DATA FOR THIS EXERCISE Start Marker
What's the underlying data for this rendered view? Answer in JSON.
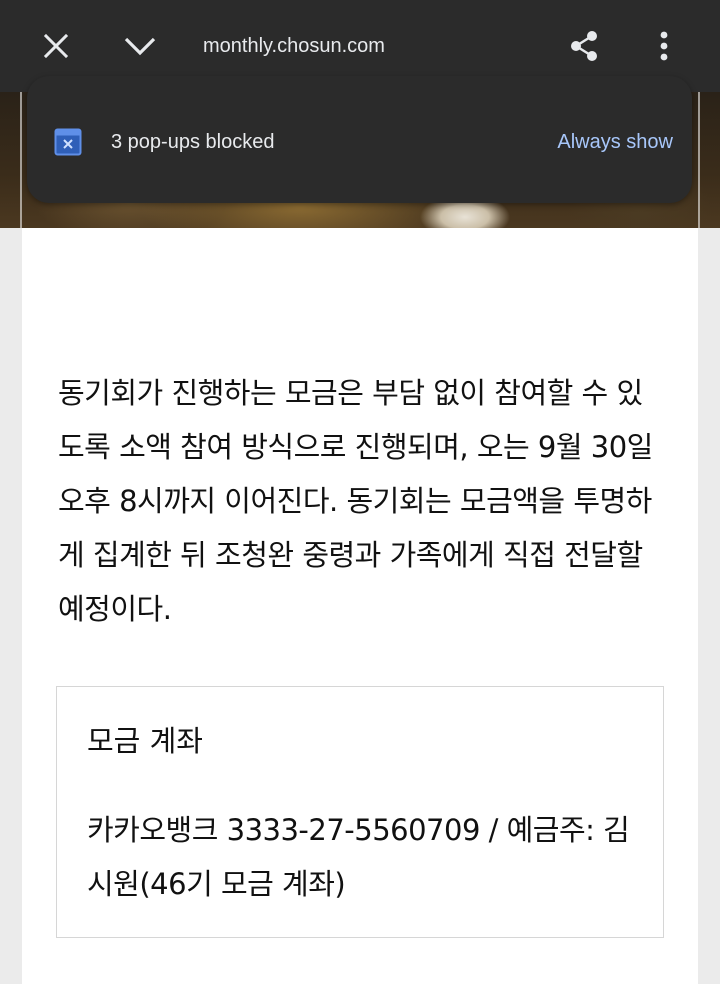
{
  "browser": {
    "url": "monthly.chosun.com",
    "icons": {
      "close": "close-icon",
      "collapse": "chevron-down-icon",
      "share": "share-icon",
      "menu": "more-vert-icon"
    }
  },
  "popup_notice": {
    "message": "3 pop-ups blocked",
    "action_label": "Always show",
    "icon": "popup-blocked-icon",
    "accent_color": "#a8c7fa"
  },
  "article": {
    "paragraph": "동기회가 진행하는 모금은 부담 없이 참여할 수 있도록 소액 참여 방식으로 진행되며, 오는 9월 30일 오후 8시까지 이어진다. 동기회는 모금액을 투명하게 집계한 뒤 조청완 중령과 가족에게 직접 전달할 예정이다.",
    "account_box": {
      "title": "모금 계좌",
      "detail": "카카오뱅크 3333-27-5560709 / 예금주: 김시원(46기 모금 계좌)"
    }
  }
}
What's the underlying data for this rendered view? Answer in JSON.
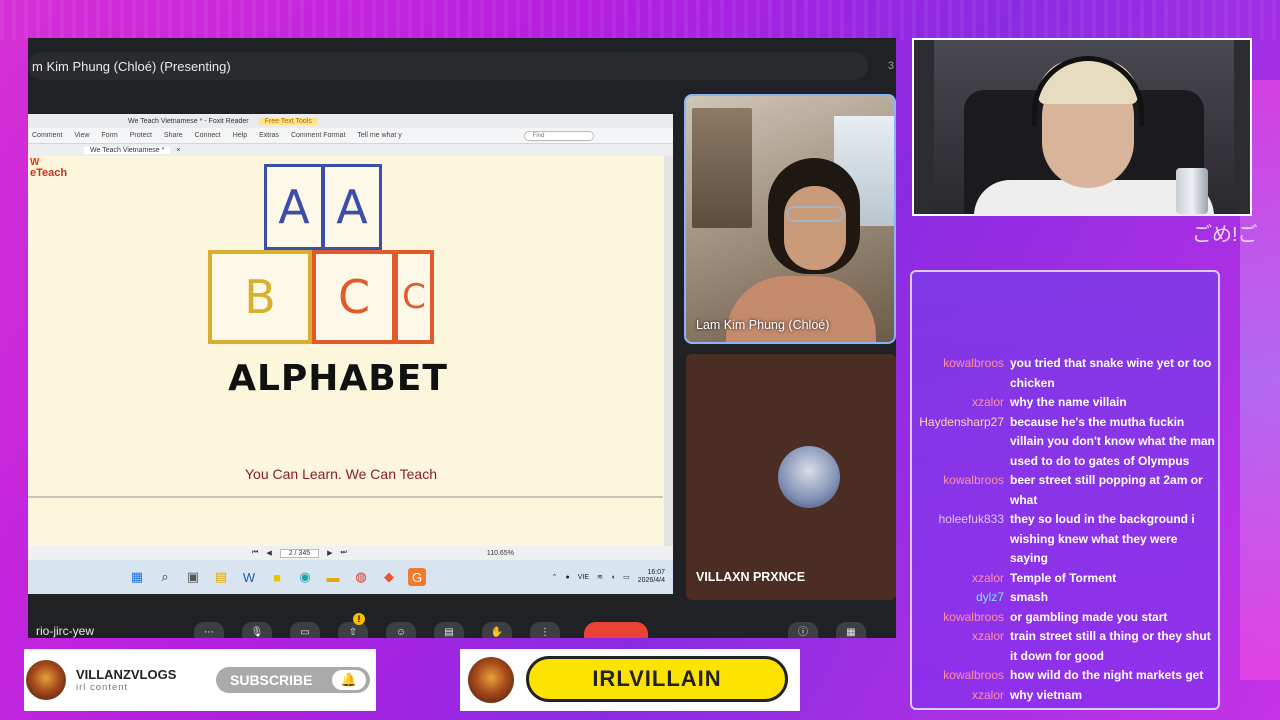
{
  "meet": {
    "presenter_title": "m Kim Phung (Chloé) (Presenting)",
    "people_count": "3",
    "meeting_code": "rio-jirc-yew",
    "mute_badge": "!"
  },
  "reader": {
    "window_title": "We Teach Vietnamese * - Foxit Reader",
    "tool_label": "Free Text Tools",
    "menu": [
      "Comment",
      "View",
      "Form",
      "Protect",
      "Share",
      "Connect",
      "Help",
      "Extras",
      "Comment Format"
    ],
    "tell_me": "Tell me what y",
    "find_placeholder": "Find",
    "tab_label": "We Teach Vietnamese *",
    "page_indicator": "2 / 345",
    "zoom": "110.65%",
    "time": "16:07",
    "date": "2026/4/4",
    "lang": "VIE"
  },
  "document": {
    "logo_mark": "W",
    "logo_text": "eTeach",
    "blocks": [
      {
        "letter": "A",
        "color": "#3b4fa8"
      },
      {
        "letter": "A",
        "color": "#3b4fa8"
      },
      {
        "letter": "B",
        "color": "#d8b030"
      },
      {
        "letter": "C",
        "color": "#e05a2a"
      },
      {
        "letter": "C",
        "color": "#e05a2a"
      }
    ],
    "title": "ALPHABET",
    "tagline": "You Can Learn. We Can Teach"
  },
  "participants": {
    "chloe_name": "Lam Kim Phung (Chloé)",
    "villain_name": "VILLAXN PRXNCE"
  },
  "webcam": {
    "deco_text": "ごめ!ご"
  },
  "chat": [
    {
      "user": "kowalbroos",
      "color": "#ff8fa3",
      "text": "you tried that snake wine yet or too chicken"
    },
    {
      "user": "xzalor",
      "color": "#ff8fa3",
      "text": "why the name villain"
    },
    {
      "user": "Haydensharp27",
      "color": "#ffd7a8",
      "text": "because he's the mutha fuckin villain you don't know what the man used to do to gates of Olympus"
    },
    {
      "user": "kowalbroos",
      "color": "#ff8fa3",
      "text": "beer street still popping at 2am or what"
    },
    {
      "user": "holeefuk833",
      "color": "#d7c8ff",
      "text": "they so loud in the background i wishing knew what they were saying"
    },
    {
      "user": "xzalor",
      "color": "#ff8fa3",
      "text": "Temple of Torment"
    },
    {
      "user": "dylz7",
      "color": "#7fe3ff",
      "text": "smash"
    },
    {
      "user": "kowalbroos",
      "color": "#ff8fa3",
      "text": "or gambling made you start"
    },
    {
      "user": "xzalor",
      "color": "#ff8fa3",
      "text": "train street still a thing or they shut it down for good"
    },
    {
      "user": "kowalbroos",
      "color": "#ff8fa3",
      "text": "how wild do the night markets get"
    },
    {
      "user": "xzalor",
      "color": "#ff8fa3",
      "text": "why vietnam"
    }
  ],
  "subscribe_banner": {
    "channel": "VILLANZVLOGS",
    "tagline": "irl content",
    "button": "SUBSCRIBE",
    "bell_icon": "bell-icon"
  },
  "name_banner": {
    "handle": "IRLVILLAIN"
  }
}
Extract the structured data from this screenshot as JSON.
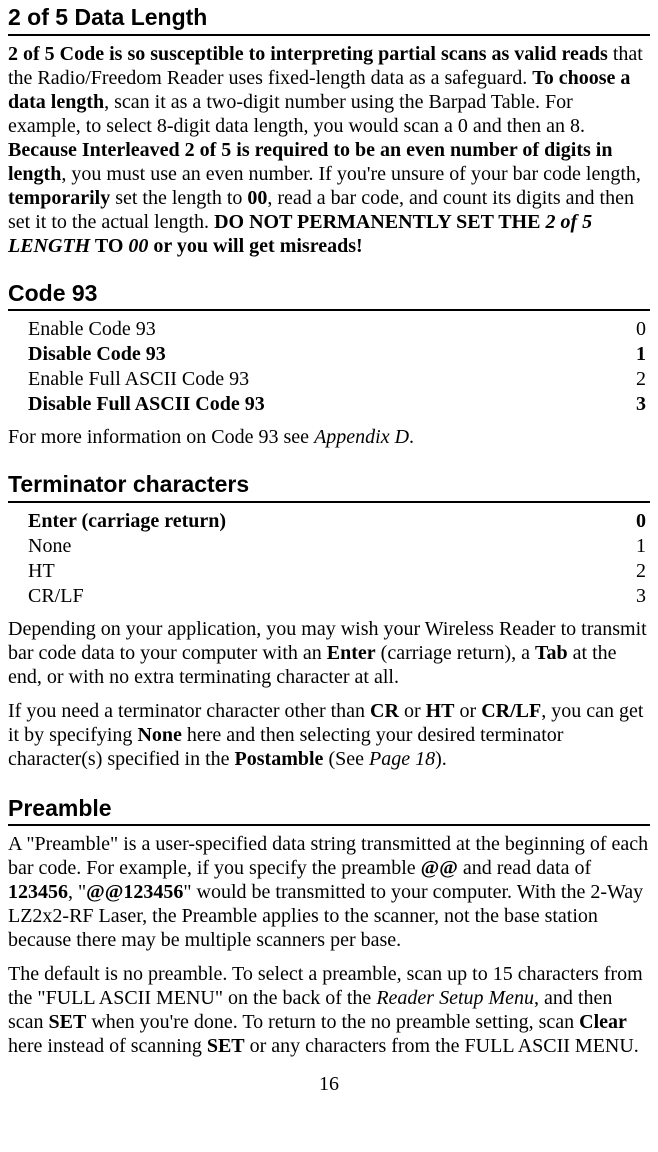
{
  "sections": {
    "datalen": {
      "title": "2 of 5 Data Length"
    },
    "code93": {
      "title": "Code 93",
      "options": [
        {
          "label": "Enable Code 93",
          "value": "0",
          "bold": false
        },
        {
          "label": "Disable Code 93",
          "value": "1",
          "bold": true
        },
        {
          "label": "Enable Full ASCII Code 93",
          "value": "2",
          "bold": false
        },
        {
          "label": "Disable Full ASCII Code 93",
          "value": "3",
          "bold": true
        }
      ]
    },
    "terminator": {
      "title": "Terminator characters",
      "options": [
        {
          "label": "Enter (carriage return)",
          "value": "0",
          "bold": true
        },
        {
          "label": "None",
          "value": "1",
          "bold": false
        },
        {
          "label": "HT",
          "value": "2",
          "bold": false
        },
        {
          "label": "CR/LF",
          "value": "3",
          "bold": false
        }
      ]
    },
    "preamble": {
      "title": "Preamble"
    }
  },
  "text": {
    "p1_a": "2 of 5 Code is so susceptible to interpreting partial scans as valid reads",
    "p1_b": " that the Radio/Freedom Reader uses fixed-length data as a safeguard. ",
    "p1_c": "To choose a data length",
    "p1_d": ", scan it as a two-digit number using the Barpad Table. For example, to select 8-digit data length, you would scan a 0 and then an 8. ",
    "p1_e": "Because Interleaved 2 of 5 is required to be an even number of digits in length",
    "p1_f": ", you must use an even number. If you're unsure of your bar code length, ",
    "p1_g": "temporarily",
    "p1_h": " set the length to ",
    "p1_i": "00",
    "p1_j": ", read a bar code, and count its digits and then set it to the actual length.  ",
    "p1_k": "DO NOT PERMANENTLY SET THE ",
    "p1_l": "2 of 5 LENGTH",
    "p1_m": " TO ",
    "p1_n": "00",
    "p1_o": " or you will get misreads!",
    "p2_a": "For more information on Code 93 see ",
    "p2_b": "Appendix D",
    "p2_c": ".",
    "p3_a": "Depending on your application, you may wish your Wireless Reader to transmit bar code data to your computer with an ",
    "p3_b": "Enter",
    "p3_c": " (carriage return), a ",
    "p3_d": "Tab",
    "p3_e": " at the end, or with no extra terminating character at all.",
    "p4_a": "If you need a terminator character other than ",
    "p4_b": "CR",
    "p4_c": " or ",
    "p4_d": "HT",
    "p4_e": " or ",
    "p4_f": "CR/LF",
    "p4_g": ", you can get it by specifying ",
    "p4_h": "None",
    "p4_i": " here and then selecting your desired terminator character(s) specified in the ",
    "p4_j": "Postamble",
    "p4_k": " (See ",
    "p4_l": "Page 18",
    "p4_m": ").",
    "p5_a": "A \"Preamble\" is a user-specified data string transmitted at the beginning of each bar code.  For example, if you specify the preamble ",
    "p5_b": "@@",
    "p5_c": " and read data of ",
    "p5_d": "123456",
    "p5_e": ", \"",
    "p5_f": "@@123456",
    "p5_g": "\" would be transmitted to your computer.  With the 2-Way LZ2x2-RF Laser, the Preamble applies to the scanner, not the base station because there may be multiple scanners per base.",
    "p6_a": "The default is no preamble.  To select a preamble, scan up to 15 characters from the \"FULL ASCII MENU\" on the back of the ",
    "p6_b": "Reader Setup Menu",
    "p6_c": ", and then scan ",
    "p6_d": "SET",
    "p6_e": " when you're done.  To return to the no preamble setting, scan ",
    "p6_f": "Clear",
    "p6_g": " here instead of scanning ",
    "p6_h": "SET",
    "p6_i": " or any characters from the FULL ASCII MENU."
  },
  "page_number": "16"
}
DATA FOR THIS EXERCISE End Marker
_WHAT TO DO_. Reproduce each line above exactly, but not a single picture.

_EXERCISE RESULT_.
What's the underlying data for this rendered view? Answer in JSON.
{
  "browser": {
    "url": "monthly.chosun.com",
    "icons": {
      "close": "close-icon",
      "collapse": "chevron-down-icon",
      "share": "share-icon",
      "menu": "more-vert-icon"
    }
  },
  "popup_notice": {
    "message": "3 pop-ups blocked",
    "action_label": "Always show",
    "icon": "popup-blocked-icon",
    "accent_color": "#a8c7fa"
  },
  "article": {
    "paragraph": "동기회가 진행하는 모금은 부담 없이 참여할 수 있도록 소액 참여 방식으로 진행되며, 오는 9월 30일 오후 8시까지 이어진다. 동기회는 모금액을 투명하게 집계한 뒤 조청완 중령과 가족에게 직접 전달할 예정이다.",
    "account_box": {
      "title": "모금 계좌",
      "detail": "카카오뱅크 3333-27-5560709 / 예금주: 김시원(46기 모금 계좌)"
    }
  }
}
What's the underlying data for this rendered view? Answer in JSON.
{
  "meet": {
    "presenter_title": "m Kim Phung (Chloé) (Presenting)",
    "people_count": "3",
    "meeting_code": "rio-jirc-yew",
    "mute_badge": "!"
  },
  "reader": {
    "window_title": "We Teach Vietnamese * - Foxit Reader",
    "tool_label": "Free Text Tools",
    "menu": [
      "Comment",
      "View",
      "Form",
      "Protect",
      "Share",
      "Connect",
      "Help",
      "Extras",
      "Comment Format"
    ],
    "tell_me": "Tell me what y",
    "find_placeholder": "Find",
    "tab_label": "We Teach Vietnamese *",
    "page_indicator": "2 / 345",
    "zoom": "110.65%",
    "time": "16:07",
    "date": "2026/4/4",
    "lang": "VIE"
  },
  "document": {
    "logo_mark": "W",
    "logo_text": "eTeach",
    "blocks": [
      {
        "letter": "A",
        "color": "#3b4fa8"
      },
      {
        "letter": "A",
        "color": "#3b4fa8"
      },
      {
        "letter": "B",
        "color": "#d8b030"
      },
      {
        "letter": "C",
        "color": "#e05a2a"
      },
      {
        "letter": "C",
        "color": "#e05a2a"
      }
    ],
    "title": "ALPHABET",
    "tagline": "You Can Learn. We Can Teach"
  },
  "participants": {
    "chloe_name": "Lam Kim Phung (Chloé)",
    "villain_name": "VILLAXN PRXNCE"
  },
  "webcam": {
    "deco_text": "ごめ!ご"
  },
  "chat": [
    {
      "user": "kowalbroos",
      "color": "#ff8fa3",
      "text": "you tried that snake wine yet or too chicken"
    },
    {
      "user": "xzalor",
      "color": "#ff8fa3",
      "text": "why the name villain"
    },
    {
      "user": "Haydensharp27",
      "color": "#ffd7a8",
      "text": "because he's the mutha fuckin villain you don't know what the man used to do to gates of Olympus"
    },
    {
      "user": "kowalbroos",
      "color": "#ff8fa3",
      "text": "beer street still popping at 2am or what"
    },
    {
      "user": "holeefuk833",
      "color": "#d7c8ff",
      "text": "they so loud in the background i wishing knew what they were saying"
    },
    {
      "user": "xzalor",
      "color": "#ff8fa3",
      "text": "Temple of Torment"
    },
    {
      "user": "dylz7",
      "color": "#7fe3ff",
      "text": "smash"
    },
    {
      "user": "kowalbroos",
      "color": "#ff8fa3",
      "text": "or gambling made you start"
    },
    {
      "user": "xzalor",
      "color": "#ff8fa3",
      "text": "train street still a thing or they shut it down for good"
    },
    {
      "user": "kowalbroos",
      "color": "#ff8fa3",
      "text": "how wild do the night markets get"
    },
    {
      "user": "xzalor",
      "color": "#ff8fa3",
      "text": "why vietnam"
    }
  ],
  "subscribe_banner": {
    "channel": "VILLANZVLOGS",
    "tagline": "irl content",
    "button": "SUBSCRIBE",
    "bell_icon": "bell-icon"
  },
  "name_banner": {
    "handle": "IRLVILLAIN"
  }
}
Extract the structured data from this screenshot as JSON.
{
  "sections": {
    "datalen": {
      "title": "2 of 5 Data Length"
    },
    "code93": {
      "title": "Code 93",
      "options": [
        {
          "label": "Enable Code 93",
          "value": "0",
          "bold": false
        },
        {
          "label": "Disable Code 93",
          "value": "1",
          "bold": true
        },
        {
          "label": "Enable Full ASCII Code 93",
          "value": "2",
          "bold": false
        },
        {
          "label": "Disable Full ASCII Code 93",
          "value": "3",
          "bold": true
        }
      ]
    },
    "terminator": {
      "title": "Terminator characters",
      "options": [
        {
          "label": "Enter (carriage return)",
          "value": "0",
          "bold": true
        },
        {
          "label": "None",
          "value": "1",
          "bold": false
        },
        {
          "label": "HT",
          "value": "2",
          "bold": false
        },
        {
          "label": "CR/LF",
          "value": "3",
          "bold": false
        }
      ]
    },
    "preamble": {
      "title": "Preamble"
    }
  },
  "text": {
    "p1_a": "2 of 5 Code is so susceptible to interpreting partial scans as valid reads",
    "p1_b": " that the Radio/Freedom Reader uses fixed-length data as a safeguard. ",
    "p1_c": "To choose a data length",
    "p1_d": ", scan it as a two-digit number using the Barpad Table. For example, to select 8-digit data length, you would scan a 0 and then an 8. ",
    "p1_e": "Because Interleaved 2 of 5 is required to be an even number of digits in length",
    "p1_f": ", you must use an even number. If you're unsure of your bar code length, ",
    "p1_g": "temporarily",
    "p1_h": " set the length to ",
    "p1_i": "00",
    "p1_j": ", read a bar code, and count its digits and then set it to the actual length.  ",
    "p1_k": "DO NOT PERMANENTLY SET THE ",
    "p1_l": "2 of 5 LENGTH",
    "p1_m": " TO ",
    "p1_n": "00",
    "p1_o": " or you will get misreads!",
    "p2_a": "For more information on Code 93 see ",
    "p2_b": "Appendix D",
    "p2_c": ".",
    "p3_a": "Depending on your application, you may wish your Wireless Reader to transmit bar code data to your computer with an ",
    "p3_b": "Enter",
    "p3_c": " (carriage return), a ",
    "p3_d": "Tab",
    "p3_e": " at the end, or with no extra terminating character at all.",
    "p4_a": "If you need a terminator character other than ",
    "p4_b": "CR",
    "p4_c": " or ",
    "p4_d": "HT",
    "p4_e": " or ",
    "p4_f": "CR/LF",
    "p4_g": ", you can get it by specifying ",
    "p4_h": "None",
    "p4_i": " here and then selecting your desired terminator character(s) specified in the ",
    "p4_j": "Postamble",
    "p4_k": " (See ",
    "p4_l": "Page 18",
    "p4_m": ").",
    "p5_a": "A \"Preamble\" is a user-specified data string transmitted at the beginning of each bar code.  For example, if you specify the preamble ",
    "p5_b": "@@",
    "p5_c": " and read data of ",
    "p5_d": "123456",
    "p5_e": ", \"",
    "p5_f": "@@123456",
    "p5_g": "\" would be transmitted to your computer.  With the 2-Way LZ2x2-RF Laser, the Preamble applies to the scanner, not the base station because there may be multiple scanners per base.",
    "p6_a": "The default is no preamble.  To select a preamble, scan up to 15 characters from the \"FULL ASCII MENU\" on the back of the ",
    "p6_b": "Reader Setup Menu",
    "p6_c": ", and then scan ",
    "p6_d": "SET",
    "p6_e": " when you're done.  To return to the no preamble setting, scan ",
    "p6_f": "Clear",
    "p6_g": " here instead of scanning ",
    "p6_h": "SET",
    "p6_i": " or any characters from the FULL ASCII MENU."
  },
  "page_number": "16"
}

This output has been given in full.